Khoisan Area Instruments. Population Density. Khoisan Area. Khoisan Area. (1979). 2001. Instrument Categories. Wind Horns, penny whistle String Cacoxe, Serankure, Musical bow Percussion bell, hungu, mukupela, puita, saxi, thumb piano, Ngoma, Sanza, singing. Horns Vandumbu
A bow-shaped chordophone made of wood and string.
Clochas, otherwise known as double-bells are one of the traditional instruments of Angola which were made by the musicians themselves.
The Hungu, also known as the Mbulumbumba, can best be described as an ancestor to the Brazilian berimbau.
A small stick is used to strike the string of the bow which vibrates and is amplified by a gourd held against the stomach.Percussion – Khoisan Area
Kwita, Mpwita (friction drum).
The drum's membrane is pierced once or twice to allow a wooden rod or cord (made of horsehair) or leather thong to pass back and forth. The membrane vibrates and produces a sound which can be modulated by controlling the pressure.Percussion – Khoisan Area

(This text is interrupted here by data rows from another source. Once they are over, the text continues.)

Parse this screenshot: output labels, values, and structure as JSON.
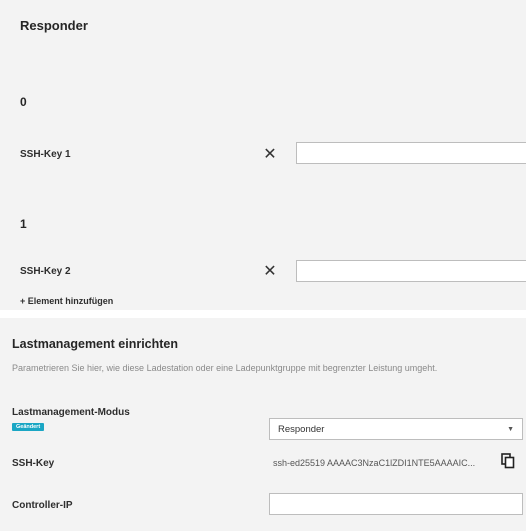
{
  "responder_panel": {
    "title": "Responder",
    "items": [
      {
        "index": "0",
        "label": "SSH-Key 1",
        "value": "",
        "clear_icon": "close-icon"
      },
      {
        "index": "1",
        "label": "SSH-Key 2",
        "value": "",
        "clear_icon": "close-icon"
      }
    ],
    "add_label": "+ Element hinzufügen"
  },
  "loadmanagement": {
    "title": "Lastmanagement einrichten",
    "description": "Parametrieren Sie hier, wie diese Ladestation oder eine Ladepunktgruppe mit begrenzter Leistung umgeht.",
    "mode_label": "Lastmanagement-Modus",
    "mode_badge": "Geändert",
    "mode_value": "Responder",
    "ssh_key_label": "SSH-Key",
    "ssh_key_value": "ssh-ed25519 AAAAC3NzaC1lZDI1NTE5AAAAIC...",
    "copy_icon": "copy-icon",
    "controller_ip_label": "Controller-IP",
    "controller_ip_value": ""
  },
  "colors": {
    "panel_background": "#f3f3f3",
    "badge": "#1aa6c4",
    "description_text": "#8a8a8a"
  }
}
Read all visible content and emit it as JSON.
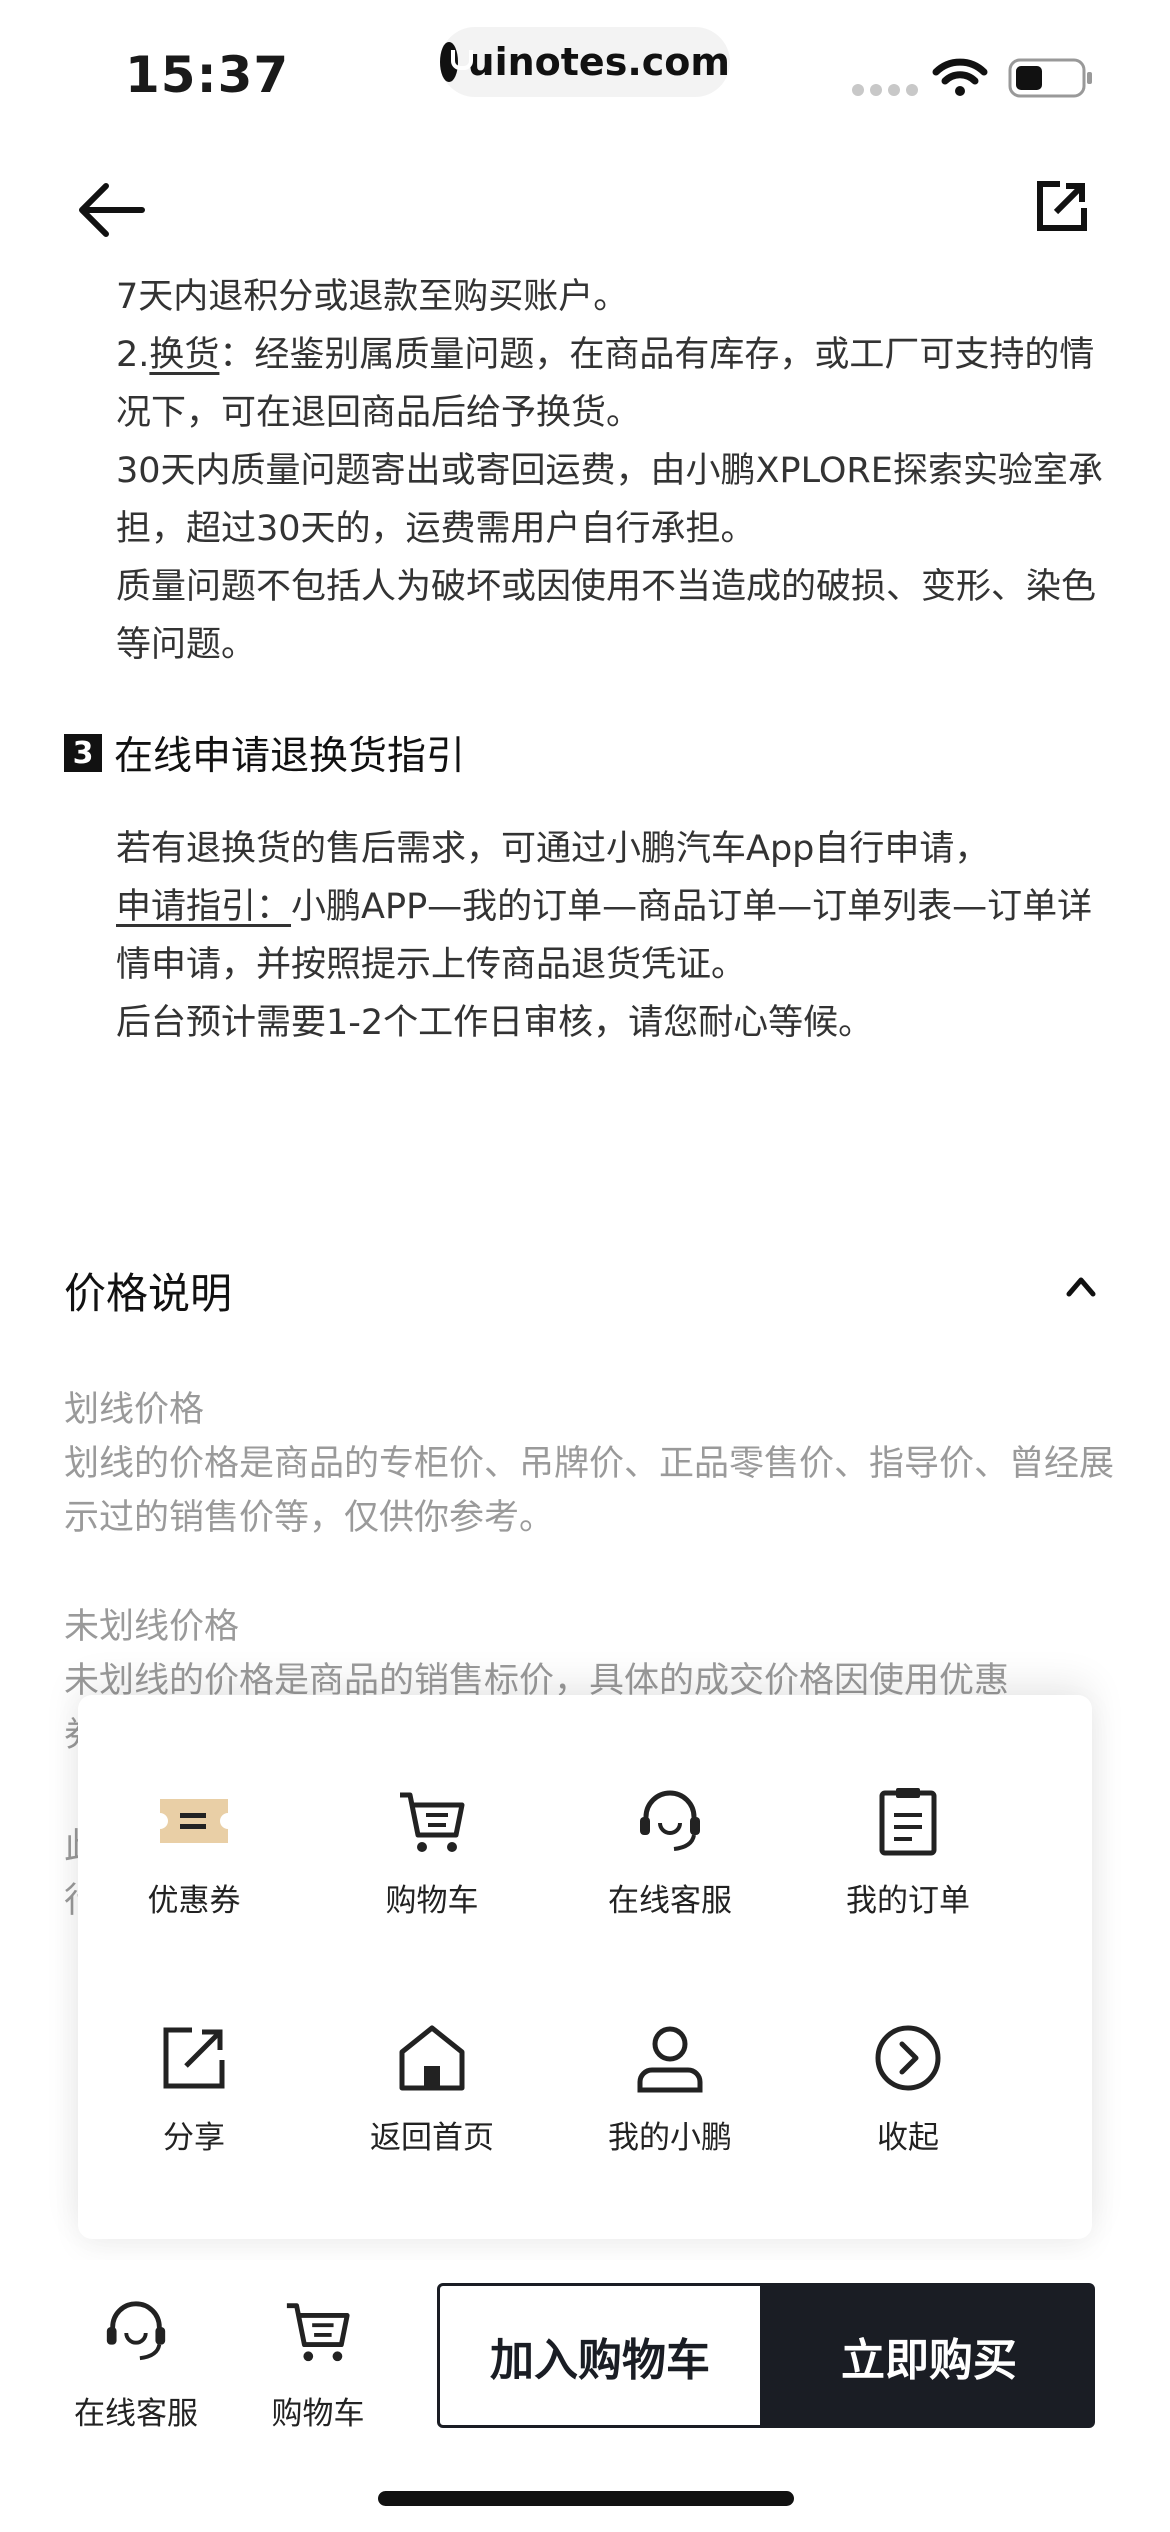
{
  "status_bar": {
    "time": "15:37",
    "url": "uinotes.com"
  },
  "return_policy": {
    "line_a": "7天内退积分或退款至购买账户。",
    "exchange_prefix": "2.",
    "exchange_word": "换货",
    "exchange_text": "：经鉴别属质量问题，在商品有库存，或工厂可支持的情况下，可在退回商品后给予换货。",
    "shipping_text": "30天内质量问题寄出或寄回运费，由小鹏XPLORE探索实验室承担，超过30天的，运费需用户自行承担。",
    "quality_text": "质量问题不包括人为破坏或因使用不当造成的破损、变形、染色等问题。"
  },
  "section3": {
    "number": "3",
    "title": "在线申请退换货指引",
    "p1": "若有退换货的售后需求，可通过小鹏汽车App自行申请，",
    "guide_label": "申请指引：",
    "guide_text": "小鹏APP—我的订单—商品订单—订单列表—订单详情申请，并按照提示上传商品退货凭证。",
    "p3": "后台预计需要1-2个工作日审核，请您耐心等候。"
  },
  "price_info": {
    "title": "价格说明",
    "strike_title": "划线价格",
    "strike_text": "划线的价格是商品的专柜价、吊牌价、正品零售价、指导价、曾经展示过的销售价等，仅供你参考。",
    "nostrike_title": "未划线价格",
    "nostrike_text": "未划线的价格是商品的销售标价，具体的成交价格因使用优惠"
  },
  "menu": {
    "items": [
      {
        "label": "优惠券",
        "icon": "coupon-icon"
      },
      {
        "label": "购物车",
        "icon": "cart-icon"
      },
      {
        "label": "在线客服",
        "icon": "headset-icon"
      },
      {
        "label": "我的订单",
        "icon": "order-clipboard-icon"
      },
      {
        "label": "分享",
        "icon": "share-icon"
      },
      {
        "label": "返回首页",
        "icon": "home-icon"
      },
      {
        "label": "我的小鹏",
        "icon": "user-icon"
      },
      {
        "label": "收起",
        "icon": "collapse-chevron-icon"
      }
    ]
  },
  "bottom_bar": {
    "service_label": "在线客服",
    "cart_label": "购物车",
    "add_to_cart": "加入购物车",
    "buy_now": "立即购买"
  },
  "colors": {
    "accent_dark": "#1a1d24",
    "coupon_gold": "#e9cfa6",
    "muted_text": "#9a9a9a"
  }
}
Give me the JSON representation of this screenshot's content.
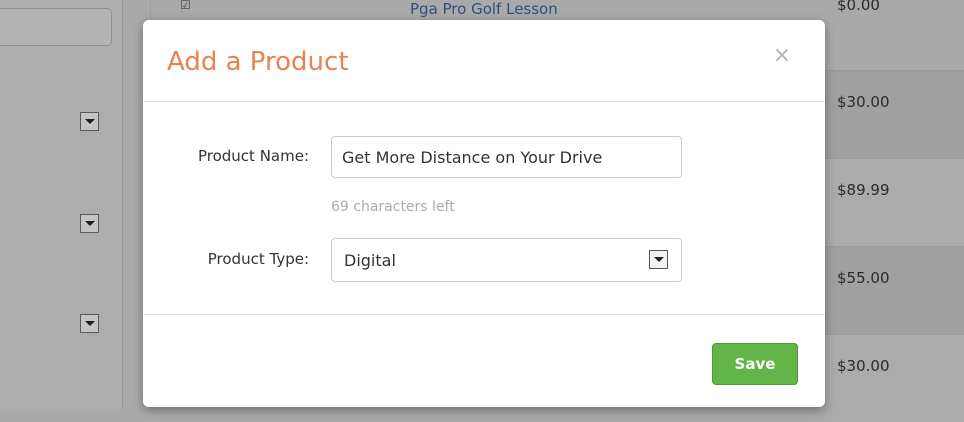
{
  "background": {
    "top_link_text": "Pga Pro Golf Lesson",
    "top_price": "$0.00",
    "prices": [
      "$30.00",
      "$89.99",
      "$55.00",
      "$30.00"
    ]
  },
  "modal": {
    "title": "Add a Product",
    "close_icon": "close-icon",
    "close_glyph": "×",
    "fields": {
      "product_name_label": "Product Name:",
      "product_name_value": "Get More Distance on Your Drive",
      "chars_left": "69 characters left",
      "product_type_label": "Product Type:",
      "product_type_value": "Digital"
    },
    "save_label": "Save"
  },
  "colors": {
    "title": "#e8824f",
    "save_button": "#62b547",
    "overlay": "#a9a9a9"
  }
}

Known commonly as maracas made from maboque with dry seeds (or glassbeads in recent times) that are placed inside via a few small holes. The Bavugu is based on the movement of compressed air. Three greased gourds are played using the hand over one of the holes, while the other is open and closed by pressing it against the thigh. It's used by the Kung people.
Kisanji. Thumb pianos are often played at significant occasions –
worship, funeral dirges
(komba di tokwa),
the arrival of rain
and so on. There
are a variety of
rhythms used in
the music: Kabetula;
Ngoma is the general name for drum in Bantu language. Its form is generally conical or cylindrical, and can be played as an individual instrument or in an ensemble - sometimes with more than 25 players. Also used in the KwaZulu area are Zion drums and Zulu Hide drums which are hand drums covered in kudu hide.Percussion – Khoisan Area
Sanza and mbira are the most widespread.
Composed of a series of flexible tongues of uneven length, made of metal or bamboo, fixed to a wooden plate or trapezoid sound-box. The musician holds the instrument in both hands and uses the thumbs to pluck the slightly upturned free end of the lamellae.
"Singing makes all the sad people happy because it is the voice of happiness". (Zulu saying)
The singing styles of South Africa and the Zulu people are worthy of special mention. Like much of Africa, music is considered the "food of life”. This enables the communication of emotions and situations which could not be made by talking.
Ladysmith Black Mambazo
exiled 30 years
Archbishop Desmond Tutu